The Bradford-based grocer will officially regain its place among Britain’s top 100 companies later this month. A promotion to the FTSE 100 will be a shot in the arm for CEO David Potts and his new team, who are working hard to rectify the mistakes of the previous management.
Morrisons was kicked out of the FTSE 100 index at the end of last year following a sharp drop in its share price amid falling sales, profits and market share.
Morrisons’ shares fell by more than a quarter last year after hitting a high of 208p in March shortly after the appointment of Mr Potts.
However, they have recovered on the news that it had a positive Christmas and this week they shot up nine per cent on the news of the Amazon tie-up. They closed on Wednesday at 205p.
The demotion last year ended 14 years in the top flight and was a bitter blow for the firm. As one insider said on the news of the promotion: “Happy days are here again”.
The big supermarket players have been quaking at the thought of Amazon stealing their customers by launching a version of its US Amazon Fresh service in the UK, but the online retailer has selected Morrisons as its partner instead.
The deal is expected to introduce wealthy Amazon Prime customers to Morrisons’ cut-price fresh and frozen food offering.
Morrisons made a late entrance to online and only has around three per cent of the UK online grocery market so it is bigger rivals Tesco, Sainsbury’s and Asda that are expected to be hit by Amazon’s entry into fresh food.
Morrisons has also announced plans to extend its own online grocery deliveries to the whole of the UK under a new agreement with Ocado. It will take space in a new Ocado London warehouse, which will enable Morrisons to deliver south of the River Thames, where it doesn’t currently operate.
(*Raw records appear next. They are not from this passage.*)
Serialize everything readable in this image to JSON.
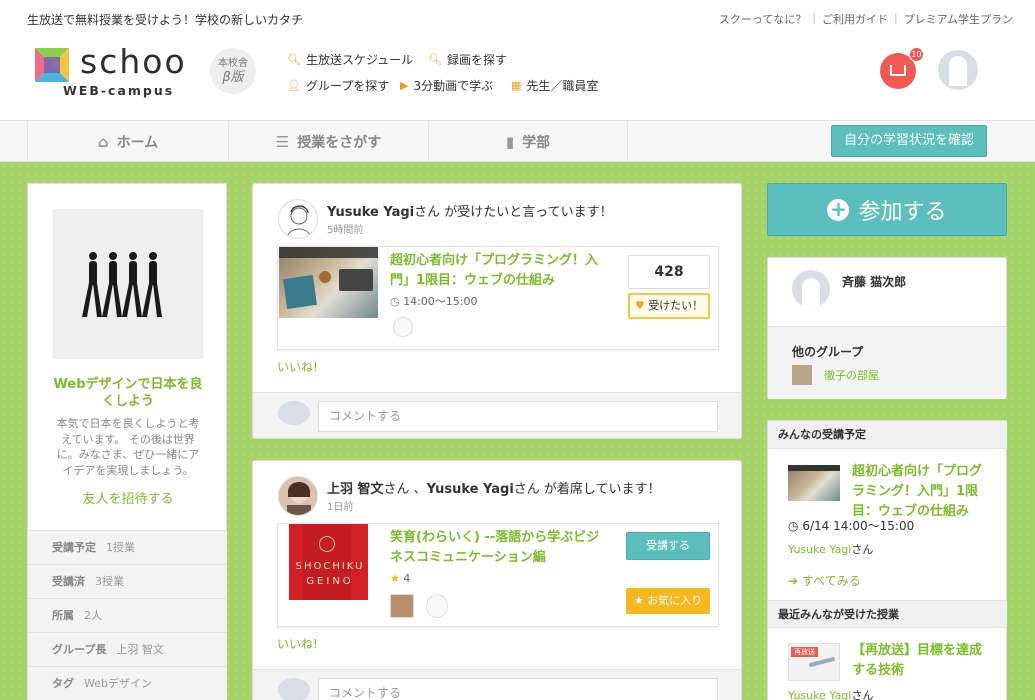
{
  "header": {
    "tagline": "生放送で無料授業を受けよう！学校の新しいカタチ",
    "top_links": [
      "スクーってなに？",
      "ご利用ガイド",
      "プレミアム学生プラン"
    ],
    "logo_text": "schoo",
    "logo_sub": "WEB-campus",
    "beta_line1": "本校舎",
    "beta_line2": "β版",
    "nav": [
      {
        "label": "生放送スケジュール",
        "icon": "search-icon"
      },
      {
        "label": "録画を探す",
        "icon": "search-icon"
      },
      {
        "label": "グループを探す",
        "icon": "person-icon"
      },
      {
        "label": "3分動画で学ぶ",
        "icon": "play-icon"
      },
      {
        "label": "先生／職員室",
        "icon": "building-icon"
      }
    ],
    "notification_count": "10"
  },
  "navbar": {
    "tabs": [
      {
        "label": "ホーム",
        "icon": "home-icon"
      },
      {
        "label": "授業をさがす",
        "icon": "list-icon"
      },
      {
        "label": "学部",
        "icon": "book-icon"
      }
    ],
    "progress_button": "自分の学習状況を確認"
  },
  "left": {
    "group_title": "Webデザインで日本を良くしよう",
    "group_desc": "本気で日本を良くしようと考えています。 その後は世界に。みなさま、ぜひ一緒にアイデアを実現しましょう。",
    "invite": "友人を招待する",
    "stats": [
      {
        "label": "受講予定",
        "value": "1授業"
      },
      {
        "label": "受講済",
        "value": "3授業"
      },
      {
        "label": "所属",
        "value": "2人"
      },
      {
        "label": "グループ長",
        "value": "上羽 智文"
      },
      {
        "label": "タグ",
        "value": "Webデザイン"
      }
    ]
  },
  "feed": [
    {
      "user": "Yusuke Yagi",
      "suffix": "さん が受けたいと言っています！",
      "time": "5時間前",
      "lesson_title": "超初心者向け「プログラミング！入門」1限目：ウェブの仕組み",
      "lesson_time": "14:00〜15:00",
      "want_count": "428",
      "want_label": "受けたい！",
      "like": "いいね!",
      "comment_placeholder": "コメントする"
    },
    {
      "user1": "上羽 智文",
      "mid": "さん 、",
      "user2": "Yusuke Yagi",
      "suffix": "さん が着席しています！",
      "time": "1日前",
      "lesson_title": "笑育(わらいく) --落語から学ぶビジネスコミュニケーション編",
      "rating": "4",
      "attend_label": "受講する",
      "fav_label": "お気に入り",
      "thumb_text1": "SHOCHIKU",
      "thumb_text2": "GEINO",
      "like": "いいね!",
      "comment_placeholder": "コメントする"
    }
  ],
  "right": {
    "join_label": "参加する",
    "member_name": "斉藤 猫次郎",
    "other_groups_title": "他のグループ",
    "other_group": "徹子の部屋",
    "schedule_title": "みんなの受講予定",
    "schedule_lesson": "超初心者向け「プログラミング！入門」1限目：ウェブの仕組み",
    "schedule_time": "6/14 14:00〜15:00",
    "schedule_user": "Yusuke Yagi",
    "schedule_user_suffix": "さん",
    "see_all": "すべてみる",
    "recent_title": "最近みんなが受けた授業",
    "recent_lesson": "【再放送】目標を達成する技術",
    "recent_user": "Yusuke Yagi",
    "recent_user_suffix": "さん",
    "recent_badge": "再放送"
  },
  "colors": {
    "accent_green": "#7cbc2c",
    "teal": "#5cbfbe",
    "bg_green": "#a6d46a",
    "notify_red": "#ef5a55",
    "fav_yellow": "#f5b820"
  }
}
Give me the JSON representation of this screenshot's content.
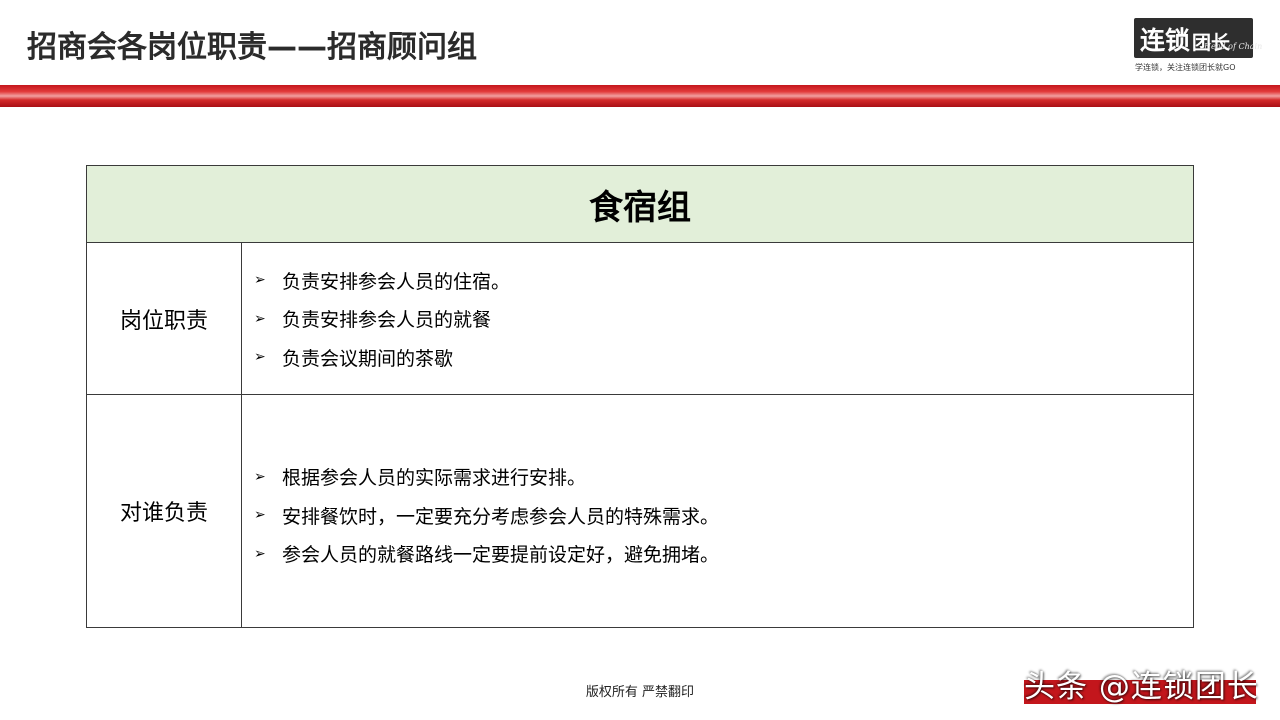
{
  "header": {
    "title": "招商会各岗位职责——招商顾问组"
  },
  "logo": {
    "main": "连锁",
    "suffix": "团长",
    "sub": "Head of Chain",
    "slogan": "学连锁，关注连锁团长就GO"
  },
  "colors": {
    "band_red": "#c4161c",
    "table_header_bg": "#e2efd9",
    "logo_bg": "#2e2e2e"
  },
  "table": {
    "title": "食宿组",
    "rows": [
      {
        "label": "岗位职责",
        "items": [
          "负责安排参会人员的住宿。",
          "负责安排参会人员的就餐",
          "负责会议期间的茶歇"
        ]
      },
      {
        "label": "对谁负责",
        "items": [
          "根据参会人员的实际需求进行安排。",
          "安排餐饮时，一定要充分考虑参会人员的特殊需求。",
          "参会人员的就餐路线一定要提前设定好，避免拥堵。"
        ]
      }
    ],
    "bullet_icon": "arrow-bullet-icon"
  },
  "footer": {
    "copyright": "版权所有  严禁翻印"
  },
  "watermark": {
    "text": "头条 @连锁团长"
  }
}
Ocado will also provide Morrisons with software to fulfil online orders from its own stores, allowing Morrisons to enter the Scottish and North East online market for the first time.
Mr Potts, a former Tesco director, has made some canny decisions since he joined Morrisons and these new contracts with Amazon and Ocado are just what the company needs.
But the real test will come next Thursday when Morrisons reports its annual results.
Arch rival Leeds-based Asda has accused Morrisons of buying market share at Christmas with deep discounts. Asda particularly pointed to Morrisons’ cheap booze deals over the festive period.
We will find out next week exactly how much this has dented Morrisons’ profits.
Asda’s mantra is profit is sanity and sales are vanity, ie, anyone can improve their sales if they give stuff away for free.
But isn’t this missing the point? When British Gas announces yet another hike in profits, no-one says: “Oh that’s good, the shareholders are getting a nice pay-back.”
The supermarket sector showed outrageous arrogance with yo-yo pricing and BOGOF offers that ripped off customers for years. During that time their shareholders made a very nice, fat profit and it wasn’t until Aldi and Lidl came on the scene that anyone started to champion the customer.
So what if shareholders suffer lower profits?
It’s about time the big supermarkets put their customers first. Asda shoppers couldn’t give two hoots whether Asda is maintaining its profit margins.
They want low prices and if the big four can’t provide them, they’ll decamp to Aldi and Lidl. In fact they already have.
Morrisons is on the right path with its bid to slash prices and return the Northern retailer to the value roots that Sir Ken safeguarded for decades.